→ DIRECTIONS FOR THIS TASK: Copy every line from the records below that holds the word "group".

Stored data
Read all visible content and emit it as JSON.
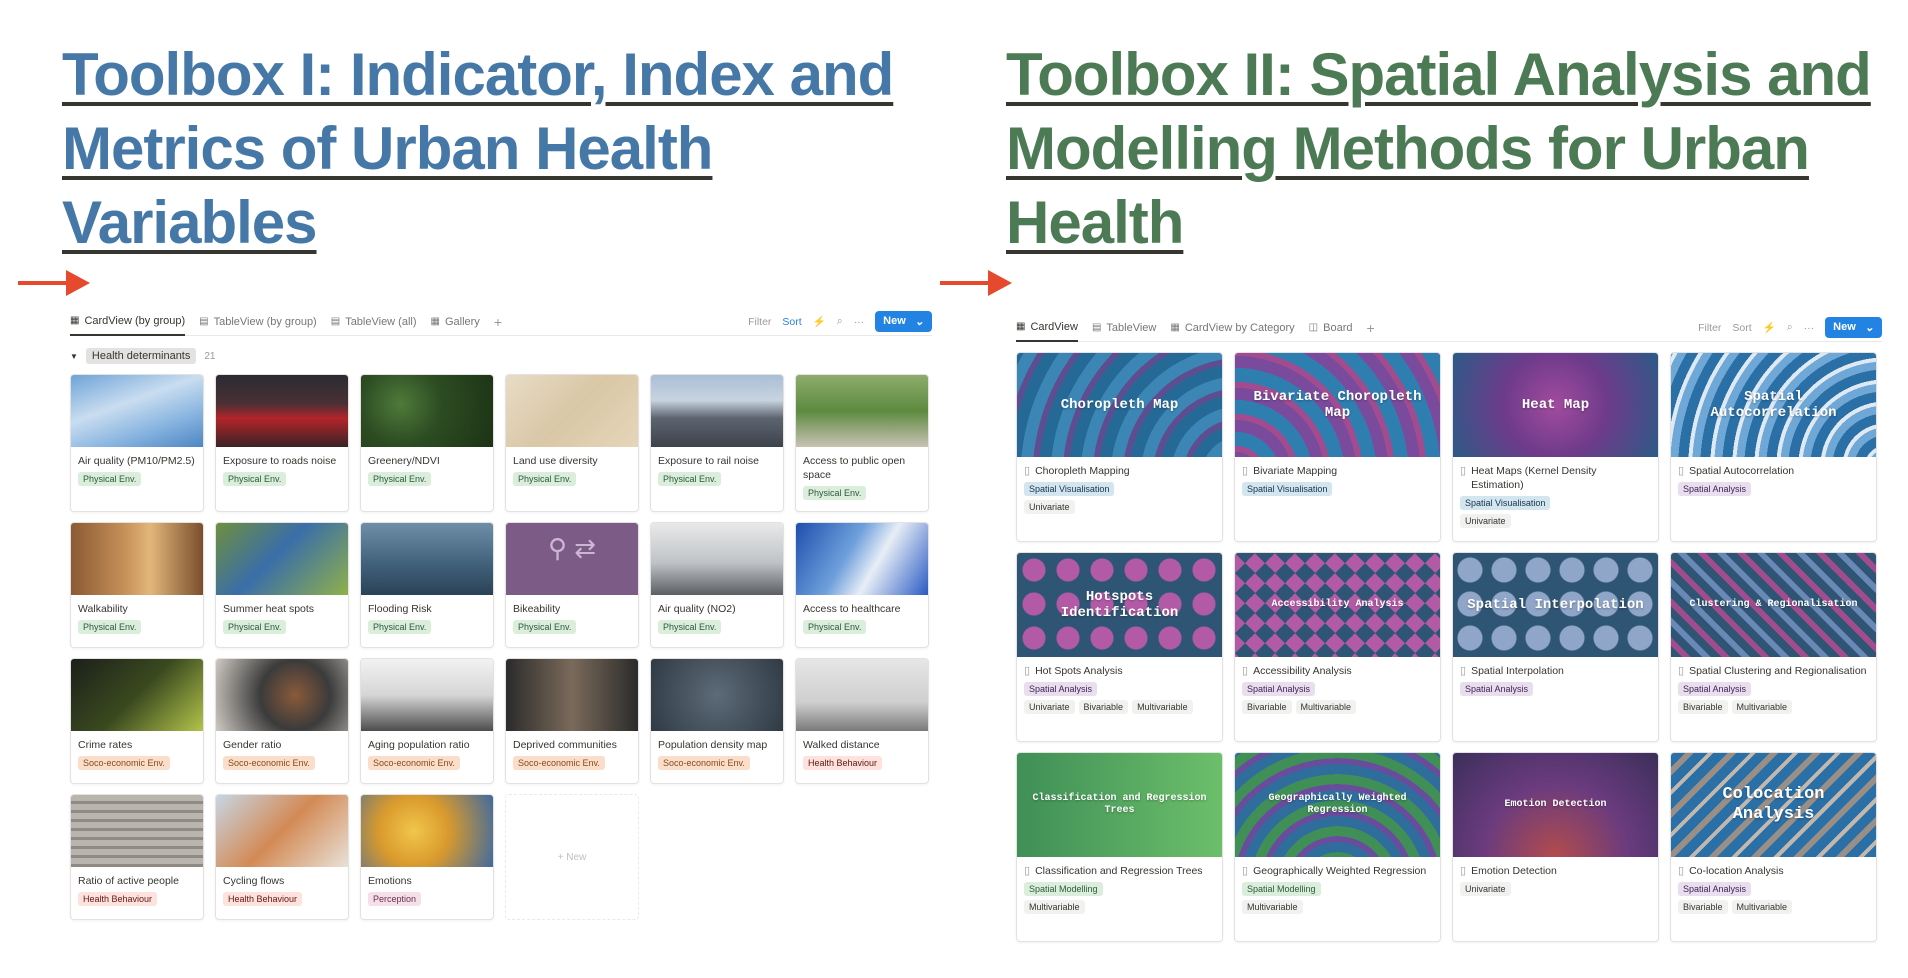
{
  "toolbox1": {
    "title": "Toolbox I: Indicator, Index and Metrics of Urban Health Variables",
    "tabs": [
      "CardView (by group)",
      "TableView (by group)",
      "TableView (all)",
      "Gallery"
    ],
    "toolbar": {
      "filter": "Filter",
      "sort": "Sort",
      "new": "New"
    },
    "group": {
      "name": "Health determinants",
      "count": "21"
    },
    "cards": [
      {
        "name": "Air quality (PM10/PM2.5)",
        "tag": "Physical Env."
      },
      {
        "name": "Exposure to roads noise",
        "tag": "Physical Env."
      },
      {
        "name": "Greenery/NDVI",
        "tag": "Physical Env."
      },
      {
        "name": "Land use diversity",
        "tag": "Physical Env."
      },
      {
        "name": "Exposure to rail noise",
        "tag": "Physical Env."
      },
      {
        "name": "Access to public open space",
        "tag": "Physical Env."
      },
      {
        "name": "Walkability",
        "tag": "Physical Env."
      },
      {
        "name": "Summer heat spots",
        "tag": "Physical Env."
      },
      {
        "name": "Flooding Risk",
        "tag": "Physical Env."
      },
      {
        "name": "Bikeability",
        "tag": "Physical Env."
      },
      {
        "name": "Air quality (NO2)",
        "tag": "Physical Env."
      },
      {
        "name": "Access to healthcare",
        "tag": "Physical Env."
      },
      {
        "name": "Crime rates",
        "tag": "Soco-economic Env."
      },
      {
        "name": "Gender ratio",
        "tag": "Soco-economic Env."
      },
      {
        "name": "Aging population ratio",
        "tag": "Soco-economic Env."
      },
      {
        "name": "Deprived communities",
        "tag": "Soco-economic Env."
      },
      {
        "name": "Population density map",
        "tag": "Soco-economic Env."
      },
      {
        "name": "Walked distance",
        "tag": "Health Behaviour"
      },
      {
        "name": "Ratio of active people",
        "tag": "Health Behaviour"
      },
      {
        "name": "Cycling flows",
        "tag": "Health Behaviour"
      },
      {
        "name": "Emotions",
        "tag": "Perception"
      }
    ],
    "new_card": "+ New"
  },
  "toolbox2": {
    "title": "Toolbox II: Spatial Analysis and Modelling Methods for Urban Health",
    "tabs": [
      "CardView",
      "TableView",
      "CardView by Category",
      "Board"
    ],
    "toolbar": {
      "filter": "Filter",
      "sort": "Sort",
      "new": "New"
    },
    "cards": [
      {
        "cover": "Choropleth Map",
        "name": "Choropleth Mapping",
        "tags": [
          "Spatial Visualisation",
          "Univariate"
        ]
      },
      {
        "cover": "Bivariate Choropleth Map",
        "name": "Bivariate Mapping",
        "tags": [
          "Spatial Visualisation"
        ]
      },
      {
        "cover": "Heat Map",
        "name": "Heat Maps (Kernel Density Estimation)",
        "tags": [
          "Spatial Visualisation",
          "Univariate"
        ]
      },
      {
        "cover": "Spatial Autocorrelation",
        "name": "Spatial Autocorrelation",
        "tags": [
          "Spatial Analysis"
        ]
      },
      {
        "cover": "Hotspots Identification",
        "name": "Hot Spots Analysis",
        "tags": [
          "Spatial Analysis",
          "Univariate",
          "Bivariable",
          "Multivariable"
        ]
      },
      {
        "cover": "Accessibility Analysis",
        "name": "Accessibility Analysis",
        "tags": [
          "Spatial Analysis",
          "Bivariable",
          "Multivariable"
        ]
      },
      {
        "cover": "Spatial Interpolation",
        "name": "Spatial Interpolation",
        "tags": [
          "Spatial Analysis"
        ]
      },
      {
        "cover": "Clustering & Regionalisation",
        "name": "Spatial Clustering and Regionalisation",
        "tags": [
          "Spatial Analysis",
          "Bivariable",
          "Multivariable"
        ]
      },
      {
        "cover": "Classification and Regression Trees",
        "name": "Classification and Regression Trees",
        "tags": [
          "Spatial Modelling",
          "Multivariable"
        ]
      },
      {
        "cover": "Geographically Weighted Regression",
        "name": "Geographically Weighted Regression",
        "tags": [
          "Spatial Modelling",
          "Multivariable"
        ]
      },
      {
        "cover": "Emotion Detection",
        "name": "Emotion Detection",
        "tags": [
          "Univariate"
        ]
      },
      {
        "cover": "Colocation Analysis",
        "name": "Co-location Analysis",
        "tags": [
          "Spatial Analysis",
          "Bivariable",
          "Multivariable"
        ]
      }
    ]
  },
  "colors": {
    "toolbox1_title": "#4678a7",
    "toolbox2_title": "#4b7a54",
    "arrow": "#e64a2e",
    "accent": "#2383e2"
  }
}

→ SOLUTION TO THE EXERCISE:
      "CardView (by group)",
      "TableView (by group)",
    "group": {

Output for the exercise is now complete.